From one of the tower bases, a few of the poles remain standing. The building was located on the top of the rise between the two telephone poles to the right.
One of the tower bases remain

The Government paid a lot of money for this radiotelephone back in the day!

This land has since been turned over to the Government of Guam, and the area is frequented by hunters and those scavenging metal for the recyclers.

Some unscrupulous but motivated thief dug up some buried cables looking for copper. When they found telephone twisted pair only – they gave up.

The towers are certainly long gone – but are they? It turned out that two crank-up towers were recently stolen and dragged about 1/2 mile where they sat for a number of months. I stumbled across them during a bike ride, and had plans to recover them. But, I was too late…

Recently, someone cut both towers in half with a torch to facilitate their removal to the scrap dealer
Telescoped aluminum tubing from an old yagi remained scattered on the ground – this aluminum is probably more valuable as scrap than the tower itself
Not a big travesty; the top section of the taller tower to the right is bent as you can see in the photo
A close-up of the bent top section
I gathered all the aluminum tubing and rode home with it – plenty here to finish my planned 40m vertical array

Back into the jungle

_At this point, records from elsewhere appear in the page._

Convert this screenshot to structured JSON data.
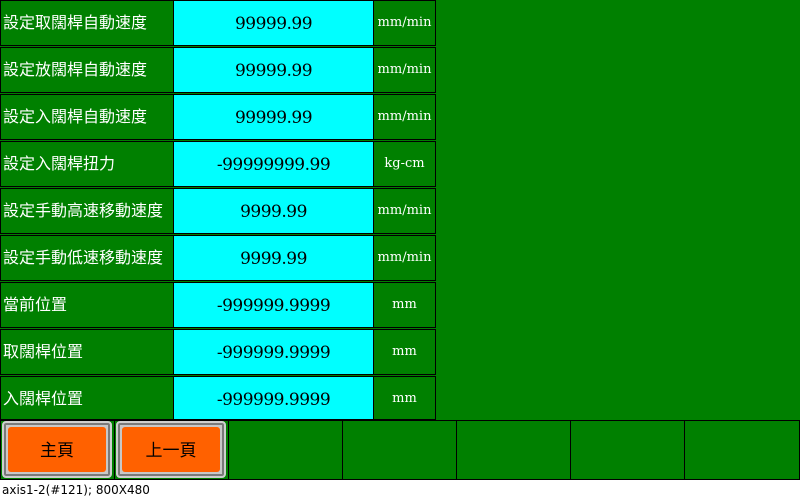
{
  "rows": [
    {
      "label": "設定取闊桿自動速度",
      "value": "99999.99",
      "unit": "mm/min"
    },
    {
      "label": "設定放闊桿自動速度",
      "value": "99999.99",
      "unit": "mm/min"
    },
    {
      "label": "設定入闊桿自動速度",
      "value": "99999.99",
      "unit": "mm/min"
    },
    {
      "label": "設定入闊桿扭力",
      "value": "-99999999.99",
      "unit": "kg-cm"
    },
    {
      "label": "設定手動高速移動速度",
      "value": "9999.99",
      "unit": "mm/min"
    },
    {
      "label": "設定手動低速移動速度",
      "value": "9999.99",
      "unit": "mm/min"
    },
    {
      "label": "當前位置",
      "value": "-999999.9999",
      "unit": "mm"
    },
    {
      "label": "取闊桿位置",
      "value": "-999999.9999",
      "unit": "mm"
    },
    {
      "label": "入闊桿位置",
      "value": "-999999.9999",
      "unit": "mm"
    }
  ],
  "buttons": {
    "home_label": "主頁",
    "back_label": "上一頁"
  },
  "status": "axis1-2(#121); 800X480",
  "colors": {
    "background": "#008000",
    "value_field": "#00ffff",
    "button": "#ff6100"
  }
}
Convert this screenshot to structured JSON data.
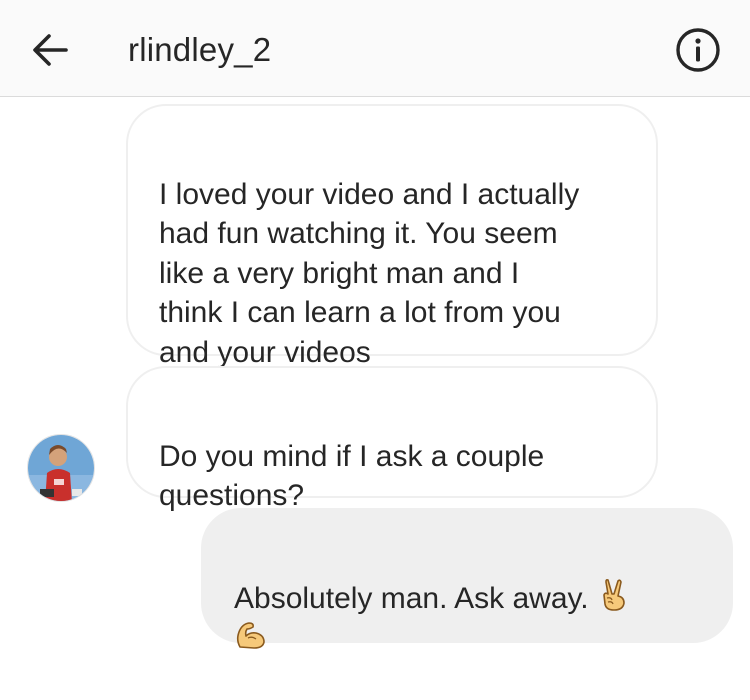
{
  "header": {
    "username": "rlindley_2",
    "back_icon": "arrow-left-icon",
    "info_icon": "info-circle-icon"
  },
  "messages": [
    {
      "sender": "rlindley_2",
      "text": "I loved your video and I actually\nhad fun watching it. You seem\nlike a very bright man and I\nthink I can learn a lot from you\nand your videos"
    },
    {
      "sender": "rlindley_2",
      "text": "Do you mind if I ask a couple\nquestions?"
    },
    {
      "sender": "me",
      "text": "Absolutely man. Ask away.",
      "emoji": [
        "victory-hand-icon",
        "flexed-biceps-icon"
      ]
    }
  ],
  "colors": {
    "header_bg": "#fafafa",
    "sent_bubble": "#efefef",
    "received_border": "#efefef",
    "text": "#262626"
  }
}
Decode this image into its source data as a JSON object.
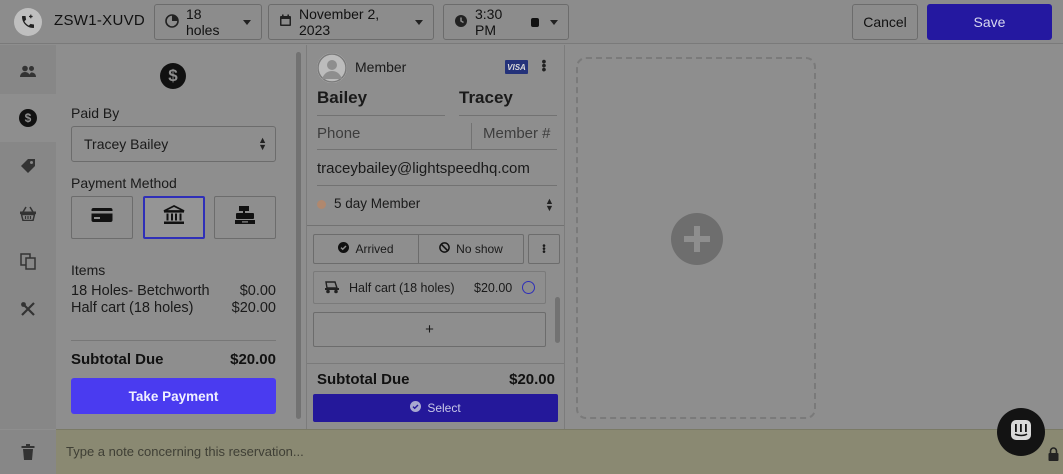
{
  "topbar": {
    "reservation_id": "ZSW1-XUVD",
    "holes": "18 holes",
    "date": "November 2, 2023",
    "time": "3:30 PM",
    "cancel_label": "Cancel",
    "save_label": "Save"
  },
  "rail": {
    "items": [
      "users-icon",
      "dollar-icon",
      "tag-icon",
      "basket-icon",
      "copy-icon",
      "tools-icon"
    ],
    "active": "dollar-icon",
    "bottom": "trash-icon"
  },
  "payment": {
    "paid_by_label": "Paid By",
    "paid_by_value": "Tracey Bailey",
    "method_label": "Payment Method",
    "methods": [
      "credit-card-icon",
      "bank-icon",
      "cash-register-icon"
    ],
    "selected_method": "bank-icon",
    "items_label": "Items",
    "items": [
      {
        "name": "18 Holes- Betchworth",
        "price": "$0.00"
      },
      {
        "name": "Half cart (18 holes)",
        "price": "$20.00"
      }
    ],
    "subtotal_label": "Subtotal Due",
    "subtotal_value": "$20.00",
    "take_payment_label": "Take Payment"
  },
  "member": {
    "type_label": "Member",
    "card_brand": "VISA",
    "first_name": "Bailey",
    "last_name": "Tracey",
    "phone_placeholder": "Phone",
    "member_no_placeholder": "Member #",
    "email": "traceybailey@lightspeedhq.com",
    "membership": "5 day Member",
    "arrived_label": "Arrived",
    "noshow_label": "No show",
    "cart_item": "Half cart (18 holes)",
    "cart_price": "$20.00",
    "add_label": "+",
    "subtotal_label": "Subtotal Due",
    "subtotal_value": "$20.00",
    "select_label": "Select"
  },
  "note": {
    "placeholder": "Type a note concerning this reservation..."
  },
  "colors": {
    "primary": "#2418a0",
    "take_payment": "#4a3bf0",
    "overlay_bg": "#8e8e8e"
  }
}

It has been a number of months since I walked my Beverage antennas. The weather this year has been unusual in that there has been no dry season per say. We’ve received a lot of rain in the normally dry spring months, enough that there have been no big grass fires normal for this time of year. Today was another rainy day, not too hot and perfect to walk the Beverage antennas.

Fortunately, everything looked better than I expected. As wet as it has been, I expected to find everything heavily overgrown. This was the case in some areas, but for the most part, it was pretty easy going.

Beverage wire overgrown with vines

In the above photo, you can see the Beverage wire in the top right of the photo. It has been heavily overgrown with vines. Some say this is not a big problem, however my experience has shown that this overgrowth attenuates the signal on the receiving end. Essentially, the always-wet growth grounds the antenna wire.

There is not much I can do in these cases but pull off the vines periodically. They grow back every month or so. I suppose I could use insulated wire, however the copper clad steel is cheap, and this area is frequented by hunters. My only Beverage made of insulated wire – the African antenna – is down and chewed to pieces by the pigs. The copper clad steel antenna wire is almost invisible, and it is not all that difficult to spend a couple hours a month clearing off the growth.

I was able to clear off the North American and European antennas. The South American wire is 1/2 cleared off – the far end transits wasp territory and I have no real urge to venture there. The African antenna is down – I will need to replace it before the ST0 DXpedition in a few weeks. I really would like to work them on 160m for a new zone, however I do not have my hopes up since the European pileups will be chaos.

Some Positive Press

The June 2011 issue of QST magazine had a brief paragraph and photo published of me.

June 2011 QST magazine
Page 13

Now for the rest of the story…

Back in January of this year, I had to travel to CT for a USCG professional development school at the Coast Guard Academy. While there, I had an opportunity to meet with several good friends at the QTH of Randy, K5ZD. There is where Dave, NN1N presented me with my 160m WAS certificate. Dave had intercepted it at the ARRL HQ so he could hand deliver it to me in person.

Dave thought it might be a good idea to have a photo taken of me, in uniform, with the certificate. The opportunity presented itself at school graduation, where asst. school chief Troy Reidel “presented” me with the certificate for the photo op.

And yes, I have since been fortunate to complete WAS on eight more bands, for nine total, 160-10m. I’ve not yet received the certificates, however the application was submitted a couple months ago. It looks like 6m WAS will be an insurmountable challenge, unless we get lots of sunspots, fast, or I invest in a EME array!

And now you know the rest of the story…